= Beginning of Section =

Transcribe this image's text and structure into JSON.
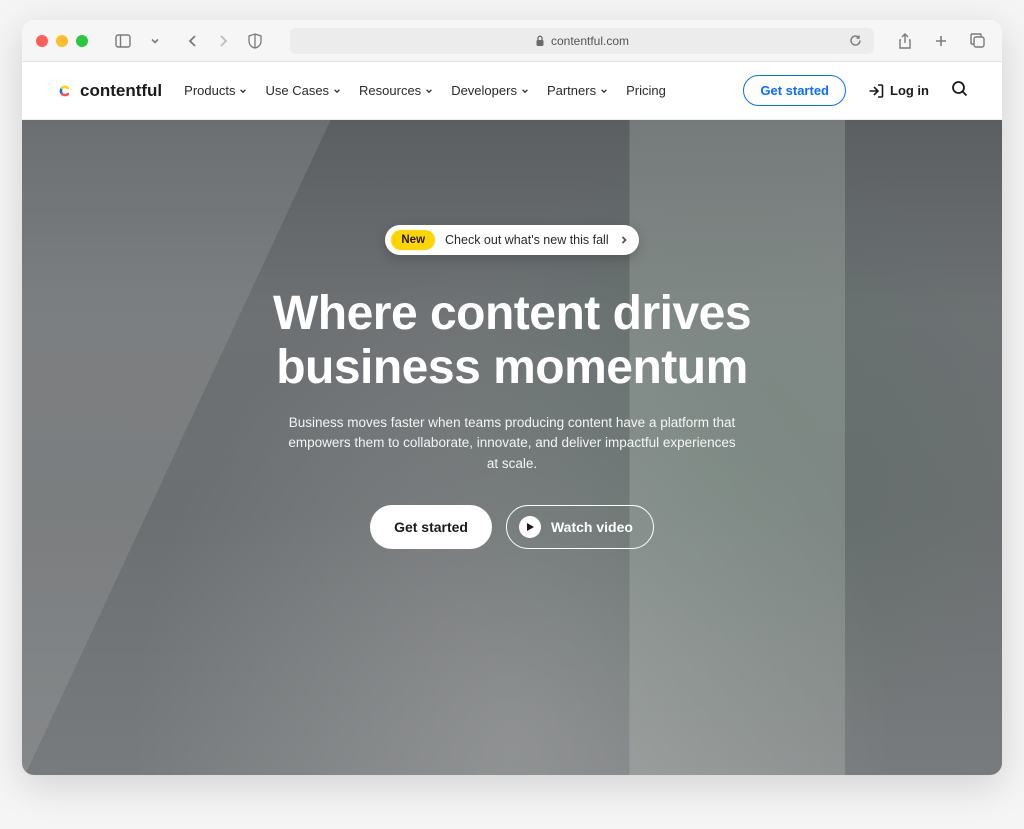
{
  "browser": {
    "url": "contentful.com"
  },
  "header": {
    "logo_text": "contentful",
    "nav": [
      {
        "label": "Products",
        "dropdown": true
      },
      {
        "label": "Use Cases",
        "dropdown": true
      },
      {
        "label": "Resources",
        "dropdown": true
      },
      {
        "label": "Developers",
        "dropdown": true
      },
      {
        "label": "Partners",
        "dropdown": true
      },
      {
        "label": "Pricing",
        "dropdown": false
      }
    ],
    "cta": "Get started",
    "login": "Log in"
  },
  "hero": {
    "pill_badge": "New",
    "pill_text": "Check out what's new this fall",
    "title_line1": "Where content drives",
    "title_line2": "business momentum",
    "subtitle": "Business moves faster when teams producing content have a platform that empowers them to collaborate, innovate, and deliver impactful experiences at scale.",
    "primary_cta": "Get started",
    "secondary_cta": "Watch video"
  }
}
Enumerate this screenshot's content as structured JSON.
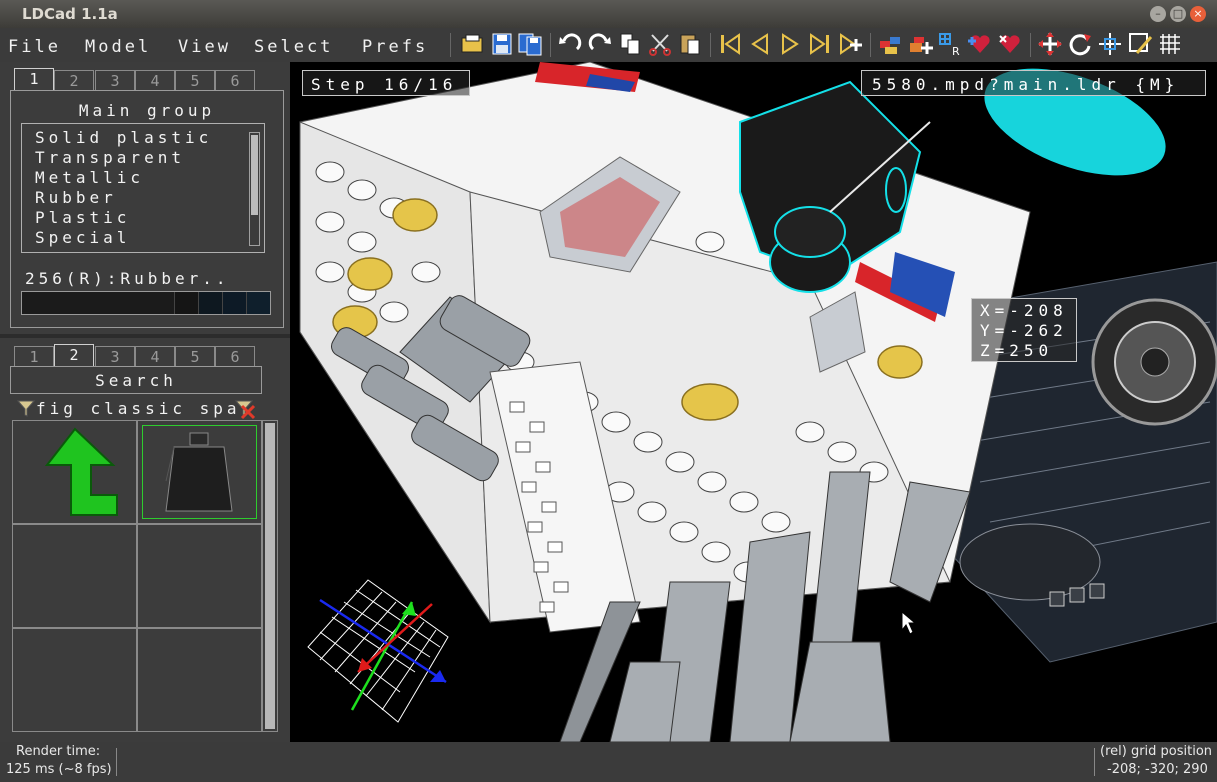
{
  "window": {
    "title": "LDCad 1.1a"
  },
  "menu": {
    "items": [
      "File",
      "Model",
      "View",
      "Select",
      "Prefs"
    ]
  },
  "toolbar": {
    "icons": [
      "open-folder-icon",
      "save-icon",
      "save-all-icon",
      "undo-icon",
      "redo-icon",
      "copy-icon",
      "cut-icon",
      "paste-icon",
      "first-step-icon",
      "prev-step-icon",
      "next-step-icon",
      "last-step-icon",
      "add-step-icon",
      "group-icon",
      "add-group-icon",
      "grid-r-icon",
      "heart-add-icon",
      "heart-remove-icon",
      "move-icon",
      "rotate-icon",
      "pan-icon",
      "edit-icon",
      "snap-grid-icon"
    ]
  },
  "color_panel": {
    "tabs": [
      "1",
      "2",
      "3",
      "4",
      "5",
      "6"
    ],
    "active_tab": "1",
    "group_title": "Main group",
    "groups": [
      "Solid plastic",
      "Transparent",
      "Metallic",
      "Rubber",
      "Plastic",
      "Special"
    ],
    "selected_color": "256(R):Rubber..",
    "swatch_colors": [
      "#1b1b1b",
      "#1b1b1b",
      "#1b1b1b",
      "#1b1b1b",
      "#1b1b1b",
      "#1b1b1b",
      "#101820",
      "#0d1a24",
      "#0e1e2a"
    ]
  },
  "parts_panel": {
    "tabs": [
      "1",
      "2",
      "3",
      "4",
      "5",
      "6"
    ],
    "active_tab": "2",
    "title": "Search",
    "filter_text": "fig classic spac",
    "items": [
      {
        "name": "up-arrow",
        "label": ""
      },
      {
        "name": "minifig-torso",
        "label": ""
      }
    ]
  },
  "viewport": {
    "step": "Step 16/16",
    "model_path": "5580.mpd?main.ldr {M}",
    "coords": {
      "x": "X=-208",
      "y": "Y=-262",
      "z": "Z=250"
    }
  },
  "status": {
    "render_label": "Render time:",
    "render_value": "125 ms (~8 fps)",
    "grid_label": "(rel) grid position",
    "grid_value": "-208; -320; 290"
  }
}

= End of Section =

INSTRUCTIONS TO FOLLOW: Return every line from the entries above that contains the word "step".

ANSWER TO THIS TASK:
      "first-step-icon",
      "prev-step-icon",
      "next-step-icon",
      "last-step-icon",
      "add-step-icon",
    "step": "Step 16/16",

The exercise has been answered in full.